Spray the inside surface of the mold with a layer of mold release agent. The agent will prevent the concrete from sticking to the mold. It will also keep the concrete from drawing moisture from any rubber molds, which could make it grow brittle.

Lay the mold onto a flat surface strong enough to hold the weight of the poured concrete. The opening to the mold should point upwards. Secure the sides of larger molds with plywood sheets cut with a table saw to the dimensions of the mold. Brace the plywood sheets in place with rows of 2 x 4 planks joined with nails at the corners. The weight of the concrete can bow out larger molds if unsupported, distorting the shape of the molded object.

Mix the concrete in a large bucket or wheelbarrow. Use an electric drill with a paddle bit attachment to mix the concrete in the bucket, and a spade to mix larger batches of concrete in a wheelbarrow. Add water to the mix until you have achieved the consistency of pancake batter, adding concrete coloring.

Pour the concrete into the mold from a single cornet. Fill the bottom of the mold to a half-inch, then hit the sides of the mold softly to settle the concrete in the mold and release any air bubbles on the bottom. Finish filling the mold, occasionally tapping around the perimeter as you continue releasing air bubbles, preventing any voids in the concrete.

Wait 48 hours for the concrete to set. Place a board onto the top of the mold and upend it carefully so it sits with the board at the bottom. Leave larger molds as is. Remove the mold from the concrete and allow it to cure for another seven days before using.


Things You Will Need

  • Mold release agent
  • Concrete mold
  • Plywood
  • 2 x 4 planks
  • Table saw
  • Hammer
  • Deck nails
  • Bucket
  • Wheelbarrow
  • Concrete mix
  • Concrete colorant
  • Electric drill
  • Paddle drill bit
  • Spade


  • Adjust the concrete mix according to the detail of the mold. Reduce the amount of sand and increase the cement for the mix when creating objects with greater detail.


About the Author


Larry Simmons is a freelance writer and expert in the fusion of computer technology and business.
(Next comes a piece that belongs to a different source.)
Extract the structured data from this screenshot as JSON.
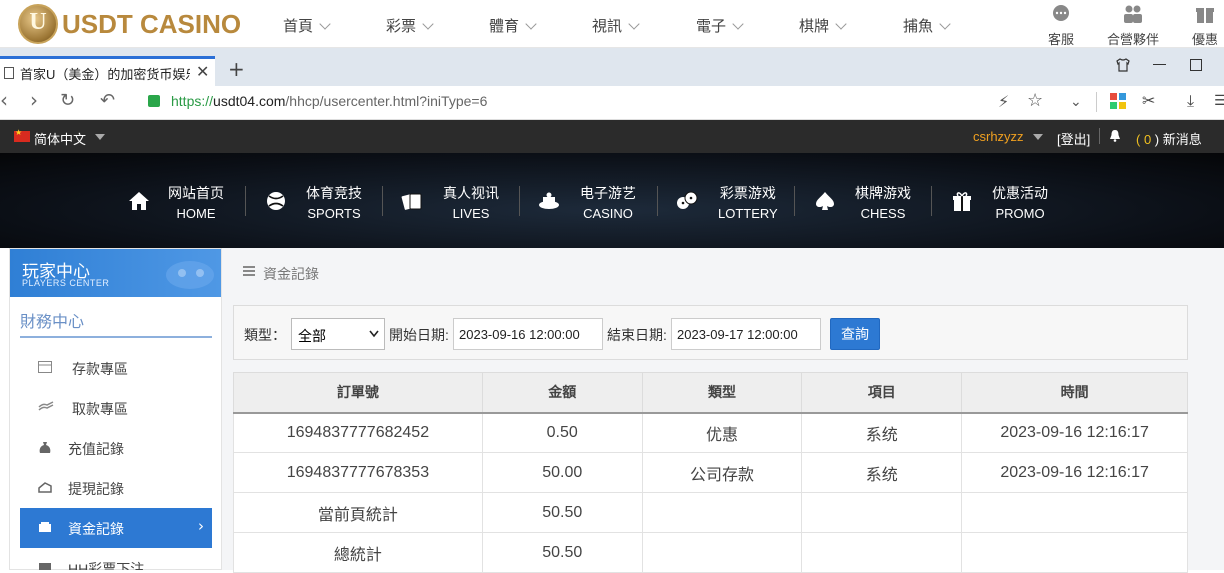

He has a B.S. in economics, an M.S. in information systems, an M.S. in communications technology, as well as significant work towards an M.B.A. in finance. He's published several hundred articles with Demand Studios.